To make work for neurodivergent audiences is to embrace all of it on stage; to let the pacing, the structuring and the language also be divergent in nature, to put all the bits of it on stage, even if it isn’t palatable. To experiment with staging boredom, chaos, forgetfulness.
This, we found, generates criticism. To invite peoples opinions on what is good pacing, or bad pacing. To uncover what traits people view as negative, to challenge people's perspectives on what theatre is and should be. Through this, we solidified a new company commitment: We will not translate ourselves for the neurotypical gaze.
Ways to make work more accessible to your audience!
Sensory-friendly lights and sound: avoid strobes, loud sudden noises, and flashing lights - come up with other creative ways to create the effect you want!
Social story or visual guide on what to expect: A social story is a tool that can neurodivergent people understand what they can expect from a new experience. A visual guide can be helpful in providing an overview of the theatre space and what to expect during the performance.
Quiet space: This is a designated area where audience members can take a break from the performance if they need to. It can be especially helpful for individuals who are overwhelmed by sensory input and need a quiet space to decompress.
Non-verbal cues: Incorporating more non-verbal cues into performances can help make them more accessible to individuals who struggle with language processing. This can include the use of physical gestures, facial expressions, or other visual cues to convey meaning.
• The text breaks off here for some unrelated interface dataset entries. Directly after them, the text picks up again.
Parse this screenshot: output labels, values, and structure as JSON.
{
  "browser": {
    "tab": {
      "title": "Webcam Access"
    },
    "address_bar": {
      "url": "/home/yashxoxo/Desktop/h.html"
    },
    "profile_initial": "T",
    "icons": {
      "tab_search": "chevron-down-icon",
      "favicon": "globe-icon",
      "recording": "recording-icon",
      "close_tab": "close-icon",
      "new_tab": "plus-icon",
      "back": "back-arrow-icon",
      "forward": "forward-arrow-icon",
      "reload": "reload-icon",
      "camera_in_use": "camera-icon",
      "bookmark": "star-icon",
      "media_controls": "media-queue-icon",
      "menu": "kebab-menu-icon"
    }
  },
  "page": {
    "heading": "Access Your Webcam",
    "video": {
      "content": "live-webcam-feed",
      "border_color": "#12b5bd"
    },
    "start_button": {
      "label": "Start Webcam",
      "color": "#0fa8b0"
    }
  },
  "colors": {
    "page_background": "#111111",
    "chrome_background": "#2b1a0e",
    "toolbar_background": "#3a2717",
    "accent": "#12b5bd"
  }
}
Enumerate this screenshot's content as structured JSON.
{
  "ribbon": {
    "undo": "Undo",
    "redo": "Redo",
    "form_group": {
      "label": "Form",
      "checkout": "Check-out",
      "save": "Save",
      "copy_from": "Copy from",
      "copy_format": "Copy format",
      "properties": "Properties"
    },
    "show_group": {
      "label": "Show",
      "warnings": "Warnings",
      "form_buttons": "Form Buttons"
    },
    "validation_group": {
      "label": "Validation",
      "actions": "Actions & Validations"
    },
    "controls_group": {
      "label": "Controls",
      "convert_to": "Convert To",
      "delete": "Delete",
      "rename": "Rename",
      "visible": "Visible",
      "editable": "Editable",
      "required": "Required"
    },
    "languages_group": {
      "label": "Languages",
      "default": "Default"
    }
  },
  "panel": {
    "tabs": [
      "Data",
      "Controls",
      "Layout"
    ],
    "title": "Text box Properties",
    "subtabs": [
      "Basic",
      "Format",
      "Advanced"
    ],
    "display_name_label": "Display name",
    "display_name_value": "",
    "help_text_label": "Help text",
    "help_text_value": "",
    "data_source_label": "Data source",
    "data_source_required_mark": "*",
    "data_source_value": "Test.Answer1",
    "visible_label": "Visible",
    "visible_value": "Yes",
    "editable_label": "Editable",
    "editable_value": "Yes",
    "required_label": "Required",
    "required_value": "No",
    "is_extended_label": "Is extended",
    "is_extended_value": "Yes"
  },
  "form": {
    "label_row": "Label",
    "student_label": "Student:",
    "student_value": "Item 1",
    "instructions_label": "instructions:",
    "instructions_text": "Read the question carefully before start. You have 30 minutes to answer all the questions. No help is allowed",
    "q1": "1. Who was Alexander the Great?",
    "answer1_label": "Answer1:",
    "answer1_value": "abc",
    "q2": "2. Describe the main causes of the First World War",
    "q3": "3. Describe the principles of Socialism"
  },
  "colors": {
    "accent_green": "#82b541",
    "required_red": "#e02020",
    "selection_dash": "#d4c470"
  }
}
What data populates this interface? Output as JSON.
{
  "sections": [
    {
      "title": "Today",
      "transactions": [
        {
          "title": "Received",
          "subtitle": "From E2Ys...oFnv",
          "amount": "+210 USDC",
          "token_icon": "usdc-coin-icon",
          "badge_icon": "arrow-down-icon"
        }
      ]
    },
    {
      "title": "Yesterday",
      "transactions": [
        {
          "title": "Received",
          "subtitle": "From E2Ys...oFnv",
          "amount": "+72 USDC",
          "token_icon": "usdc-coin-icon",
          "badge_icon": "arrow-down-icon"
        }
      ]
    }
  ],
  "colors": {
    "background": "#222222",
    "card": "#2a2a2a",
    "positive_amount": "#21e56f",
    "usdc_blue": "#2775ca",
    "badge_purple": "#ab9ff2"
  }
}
Relaxed performances: These performances are designed to be more flexible and allow audience members to move around, make noise, or leave and re-enter the theatre as needed. They can be especially helpful for individuals who may have difficulty sitting still for long periods of time. You can try creatively integrating your announcement of this into the piece!
Creative Captions: these can add to the world and design of the piece, while also helping those who are Deaf or who struggle with auditory processing to access the piece.
Touch tours and sensory experiences: These can be provided before the performance to help familiarise audience members with the set, costumes, and props. This can be especially helpful for individuals who are blind or visually impaired.
Accessible seating: Providing flexible seating arrangements can be helpful for individuals who may need more space or a different type of seating arrangement. Letting audience choose where to sit also gives them more agency to decide how close they want to be!
Providing sensory aids: depending on your piece, you may want to provide earplug or fidget toys to the audience!
Breaks: incorporating an interval or a point where the audience can take a break is really helpful for those who struggle with focus!
Language: make sure you are researching the preferred language that the community uses, and asking if the ideas you are presenting are in line with the ideas of the neurodiversity movement!
We'd love to continue these conversations: you can contact us at firstname.lastname@example.org.